References

  1. 1 2 "World Mixed Doubles and World Senior Curling Championships 2020 cancelled in Kelowna, Canada". World Curling Federation. March 14, 2020. Retrieved March 15, 2020.
  2. 1 2 Potenteau, Doyle (March 14, 2020). "Coronavirus: World mixed doubles, seniors curling championships in Kelowna cancelled". Global News.
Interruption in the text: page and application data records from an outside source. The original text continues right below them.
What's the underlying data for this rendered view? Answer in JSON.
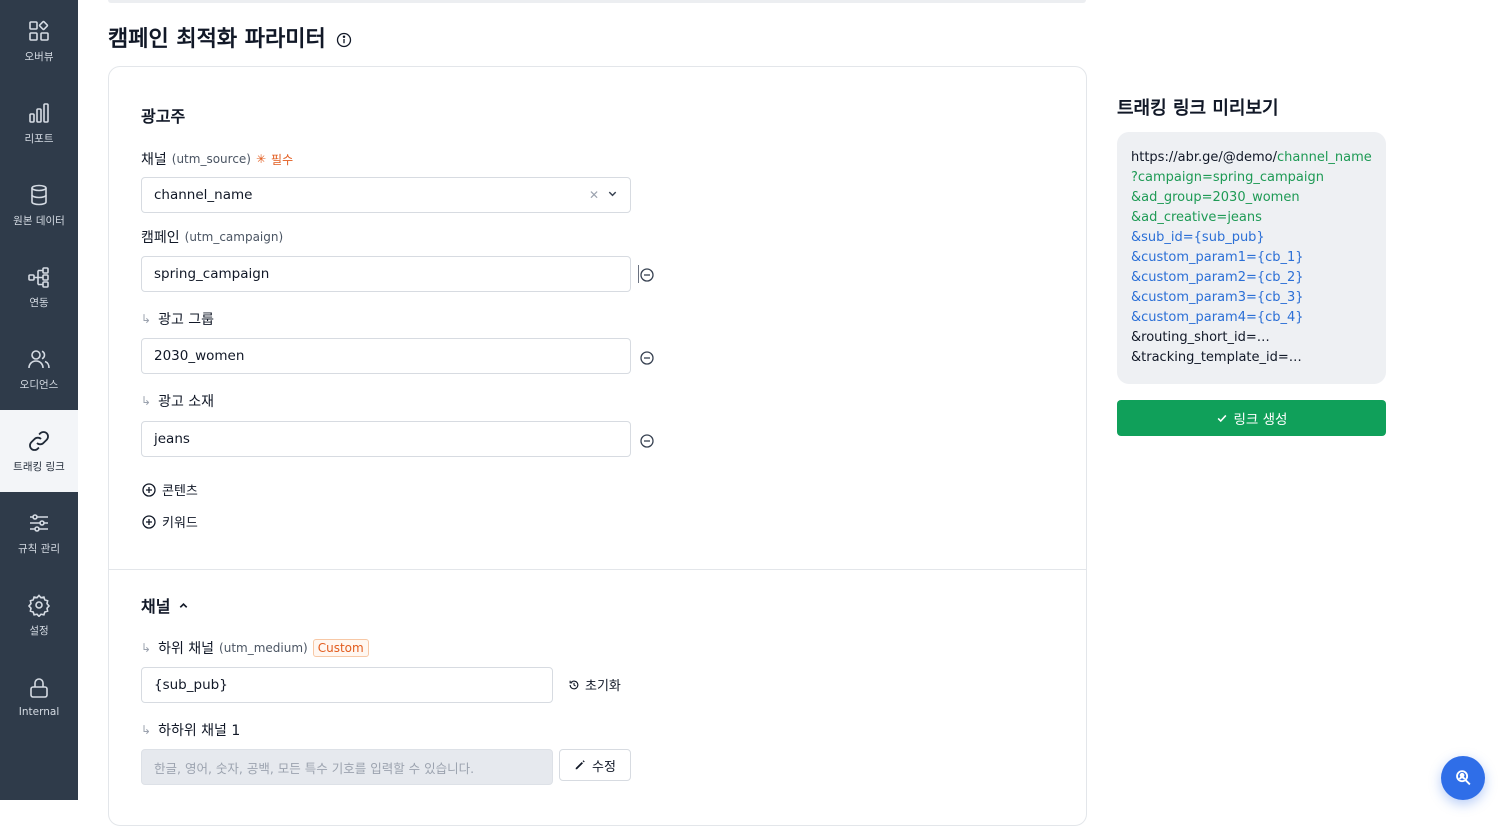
{
  "sidebar": {
    "items": [
      {
        "label": "오버뷰",
        "icon": "overview-icon"
      },
      {
        "label": "리포트",
        "icon": "report-chart-icon"
      },
      {
        "label": "원본 데이터",
        "icon": "database-icon"
      },
      {
        "label": "연동",
        "icon": "integration-icon"
      },
      {
        "label": "오디언스",
        "icon": "audience-icon"
      },
      {
        "label": "트래킹 링크",
        "icon": "link-icon",
        "active": true
      },
      {
        "label": "규칙 관리",
        "icon": "sliders-icon"
      },
      {
        "label": "설정",
        "icon": "gear-icon"
      },
      {
        "label": "Internal",
        "icon": "lock-icon"
      }
    ]
  },
  "page": {
    "title": "캠페인 최적화 파라미터",
    "title_icon": "info-icon"
  },
  "advertiser": {
    "section_title": "광고주",
    "channel_label": "채널",
    "channel_param": "(utm_source)",
    "required_label": "필수",
    "channel_value": "channel_name",
    "campaign_label": "캠페인",
    "campaign_param": "(utm_campaign)",
    "campaign_value": "spring_campaign",
    "ad_group_label": "광고 그룹",
    "ad_group_value": "2030_women",
    "ad_creative_label": "광고 소재",
    "ad_creative_value": "jeans",
    "add_content_label": "콘텐츠",
    "add_keyword_label": "키워드"
  },
  "channel": {
    "section_title": "채널",
    "sub_channel_label": "하위 채널",
    "sub_channel_param": "(utm_medium)",
    "custom_badge": "Custom",
    "sub_channel_value": "{sub_pub}",
    "reset_label": "초기화",
    "sub_sub_channel_label": "하하위 채널 1",
    "sub_sub_channel_placeholder": "한글, 영어, 숫자, 공백, 모든 특수 기호를 입력할 수 있습니다.",
    "edit_label": "수정"
  },
  "preview": {
    "title": "트래킹 링크 미리보기",
    "base_url": "https://abr.ge/@demo/",
    "channel_part": "channel_name",
    "lines_green": [
      "?campaign=spring_campaign",
      "&ad_group=2030_women",
      "&ad_creative=jeans"
    ],
    "lines_blue": [
      "&sub_id={sub_pub}",
      "&custom_param1={cb_1}",
      "&custom_param2={cb_2}",
      "&custom_param3={cb_3}",
      "&custom_param4={cb_4}"
    ],
    "lines_plain": [
      "&routing_short_id=…",
      "&tracking_template_id=…"
    ],
    "create_button": "링크 생성"
  },
  "colors": {
    "sidebar_bg": "#2f3b4a",
    "primary_green": "#10a05a",
    "link_green": "#1e9a55",
    "link_blue": "#2b6fd6",
    "required_orange": "#e25c1e",
    "fab_blue": "#2f6ee8"
  }
}
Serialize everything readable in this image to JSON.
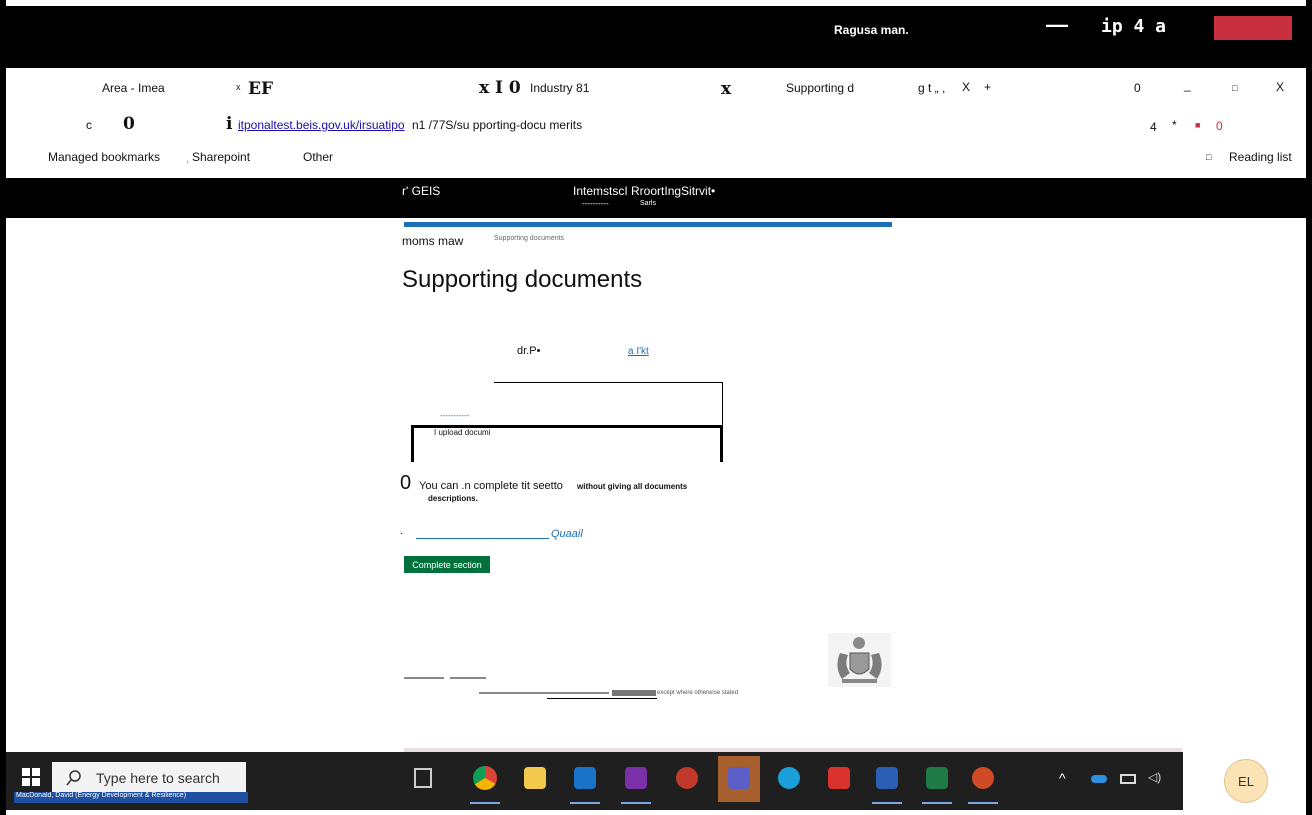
{
  "window": {
    "title": "Ragusa man.",
    "minimize_glyph": "—",
    "title_right": "ip 4 a"
  },
  "tabs": {
    "tab1_label": "Area - Imea",
    "tab1_close": "x",
    "tab1_extra": "EF",
    "tab2_glyph": "x I 0",
    "tab2_label": "Industry 81",
    "tab3_close": "x",
    "tab3_label": "Supporting d",
    "tab3_extra": "g t „ ,",
    "tab3_x": "X",
    "new_tab": "+",
    "right_zero": "0",
    "min": "_",
    "max": "□",
    "close": "X"
  },
  "address": {
    "back": "c",
    "refresh": "0",
    "info_icon": "i",
    "url_link": "itponaltest.beis.gov.uk/irsuatipo",
    "url_rest": "n1 /77S/su pporting-docu merits",
    "right_4": "4",
    "right_star": "*",
    "right_square": "■",
    "right_zero": "0"
  },
  "bookmarks": {
    "items": [
      "Managed bookmarks",
      "Sharepoint",
      "Other"
    ],
    "sep": ",",
    "reading_list_icon": "□",
    "reading_list": "Reading list"
  },
  "site": {
    "logo": "r' GEIS",
    "service_name": "IntemstscI RroortIngSitrvit•",
    "sub_dashes": "----------",
    "sub_label": "Sarls"
  },
  "breadcrumb": {
    "home": "moms maw",
    "current": "Supporting documents"
  },
  "page": {
    "heading": "Supporting documents",
    "table_col1": "dr.P•",
    "table_col2": "a I'kt",
    "upload_dashes": "-----------",
    "upload_label": "I upload documi",
    "warning_glyph": "0",
    "warning_text": "You can .n complete tit seetto",
    "warning_bold": "without giving all documents",
    "warning_bold2": "descriptions.",
    "bullet": "·",
    "link_text": "Quaail",
    "complete_button": "Complete section"
  },
  "footer": {
    "licence_text": "except where otherwise stated"
  },
  "taskbar": {
    "search_placeholder": "Type here to search",
    "user_label": "MacDonald, David (Energy Development & Resilience)",
    "avatar_initials": "EL",
    "apps": [
      "task-view-icon",
      "chrome-icon",
      "file-explorer-icon",
      "outlook-icon",
      "onenote-icon",
      "snip-icon",
      "teams-icon",
      "edge-icon",
      "acrobat-icon",
      "word-icon",
      "excel-icon",
      "powerpoint-icon"
    ],
    "colors": {
      "accent": "#1d70b8",
      "green": "#00703c",
      "close_red": "#c8303f"
    }
  }
}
Retrieved March 15, 2020.
  3. "Scottish curling club appointed first World Mixed Doubles Qualification Event host". World Curling Federation. 2019-07-23. Retrieved 2019-10-10.
  4. "Erzurum Turkey to host World Mixed Doubles Championship 2012". Worldcurling.org. 2014-02-13. Retrieved 2014-02-18.
  5. "Fredericton to Stage 2013 World Mixed Doubles and World Senior Curling Championships". Canadian Curling Association. 23 April 2012.
  6. "Dumfries, Scotland to stage 2014 World Mixed Doubles and World Senior Curling Championships". World Curling Federation. 11 April 2013. Retrieved 11 April 2014.
  7. "WCF Annual General Assembly 2014 - 7 September". World Curling Federation. 7 September 2014. Retrieved 7 September 2014.
  8. "Karlstad, Sweden to host World Mixed Doubles and World Senior Curling Championships 2016". World Curling Federation. 25 April 2015. Retrieved 21 May 2015.
  9. "Venue confirmed for World Mixed Doubles and Senior Curling Championships 2017". World Curling Federation. 1 October 2015. Retrieved 1 October 2015.